Slice watermelon into 2″-thick slices and using a 4″ round cookie cutter, cut out 4-6 rounds. It would be preferable to use seedless watermelon so it is easier to eat for your guests.
Ingredients for Chilled Mango Soup:
- 3 Champagne Mangoes
- 1 ½ cups filtered water
- 1 tsp agave
- ½ vanilla bean
Peel and slice the mangoes, discarding the pit, and place in a large bowl with water and agave. Using a blender or hand held blender, puree ingredients until nice and smooth. Scrape vanilla beans from the pod and allow soup to chill for at least an hour. To make mango stars, pour some of the mixture into an ice cube tray and freeze for 1-2 hours.
Ingredients for Tropical Fruit Salsa:
- ½ pineapple, small-diced (about 2 cups)
- 1 mango, small-diced (about 1 ½ cups)
- ½ vanilla bean or 1 tsp vanilla extract
- 1 Tbsp ginger, crushed
- 2-3 cinnamon sticks
Mix all ingredients in a large bowl and allow fruit to macerate/marinate overnight. You may add a little agave or honey if the fruit is not sweet enough.

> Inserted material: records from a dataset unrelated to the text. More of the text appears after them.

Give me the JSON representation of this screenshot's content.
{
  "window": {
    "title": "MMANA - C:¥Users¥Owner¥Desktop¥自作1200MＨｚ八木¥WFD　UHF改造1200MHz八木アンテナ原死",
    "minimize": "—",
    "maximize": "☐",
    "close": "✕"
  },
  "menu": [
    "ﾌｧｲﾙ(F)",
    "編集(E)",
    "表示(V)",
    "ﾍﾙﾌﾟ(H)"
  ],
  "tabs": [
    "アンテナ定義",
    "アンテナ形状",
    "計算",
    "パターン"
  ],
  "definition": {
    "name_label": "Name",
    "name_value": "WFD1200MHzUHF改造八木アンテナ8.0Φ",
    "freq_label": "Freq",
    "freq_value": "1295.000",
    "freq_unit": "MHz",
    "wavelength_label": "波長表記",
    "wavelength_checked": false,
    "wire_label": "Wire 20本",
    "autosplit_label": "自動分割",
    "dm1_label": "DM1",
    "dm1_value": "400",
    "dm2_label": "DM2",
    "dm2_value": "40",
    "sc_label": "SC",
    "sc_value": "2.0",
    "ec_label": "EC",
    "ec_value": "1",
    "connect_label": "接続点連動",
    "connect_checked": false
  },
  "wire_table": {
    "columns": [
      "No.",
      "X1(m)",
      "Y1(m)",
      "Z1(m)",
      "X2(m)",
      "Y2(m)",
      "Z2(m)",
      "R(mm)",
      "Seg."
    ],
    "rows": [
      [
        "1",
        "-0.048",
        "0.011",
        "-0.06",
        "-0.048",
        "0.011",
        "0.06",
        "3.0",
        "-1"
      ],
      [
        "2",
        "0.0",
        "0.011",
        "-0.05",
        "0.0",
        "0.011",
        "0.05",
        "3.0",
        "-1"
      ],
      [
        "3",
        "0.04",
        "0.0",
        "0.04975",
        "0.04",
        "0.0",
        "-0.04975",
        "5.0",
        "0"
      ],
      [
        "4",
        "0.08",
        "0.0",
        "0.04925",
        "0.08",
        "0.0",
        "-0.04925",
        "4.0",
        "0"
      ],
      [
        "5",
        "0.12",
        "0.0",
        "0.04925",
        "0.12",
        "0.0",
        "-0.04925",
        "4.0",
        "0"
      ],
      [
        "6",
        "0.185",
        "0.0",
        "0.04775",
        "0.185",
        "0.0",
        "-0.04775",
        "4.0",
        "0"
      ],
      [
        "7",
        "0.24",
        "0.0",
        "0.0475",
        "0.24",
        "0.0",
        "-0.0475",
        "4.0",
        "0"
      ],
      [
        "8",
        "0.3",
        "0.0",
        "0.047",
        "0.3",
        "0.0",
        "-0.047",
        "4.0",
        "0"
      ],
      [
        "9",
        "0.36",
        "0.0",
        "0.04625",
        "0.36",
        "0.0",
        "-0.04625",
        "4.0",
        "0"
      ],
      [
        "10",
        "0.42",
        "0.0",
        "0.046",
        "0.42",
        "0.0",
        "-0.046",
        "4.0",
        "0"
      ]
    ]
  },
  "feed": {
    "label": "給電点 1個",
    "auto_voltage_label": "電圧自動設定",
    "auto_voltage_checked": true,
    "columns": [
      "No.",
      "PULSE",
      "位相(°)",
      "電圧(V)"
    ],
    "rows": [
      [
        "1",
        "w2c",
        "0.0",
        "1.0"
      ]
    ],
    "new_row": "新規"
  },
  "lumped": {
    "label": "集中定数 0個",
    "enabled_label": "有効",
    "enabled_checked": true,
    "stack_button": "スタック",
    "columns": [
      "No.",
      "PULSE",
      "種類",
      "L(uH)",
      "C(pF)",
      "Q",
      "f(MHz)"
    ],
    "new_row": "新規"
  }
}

To assemble the dessert: place watermelon rounds in bowls and spoon chilled mango, filling bowls ¾ of the way. Top with tropical fruit salsa and garnish with mint and frozen mango ice cube.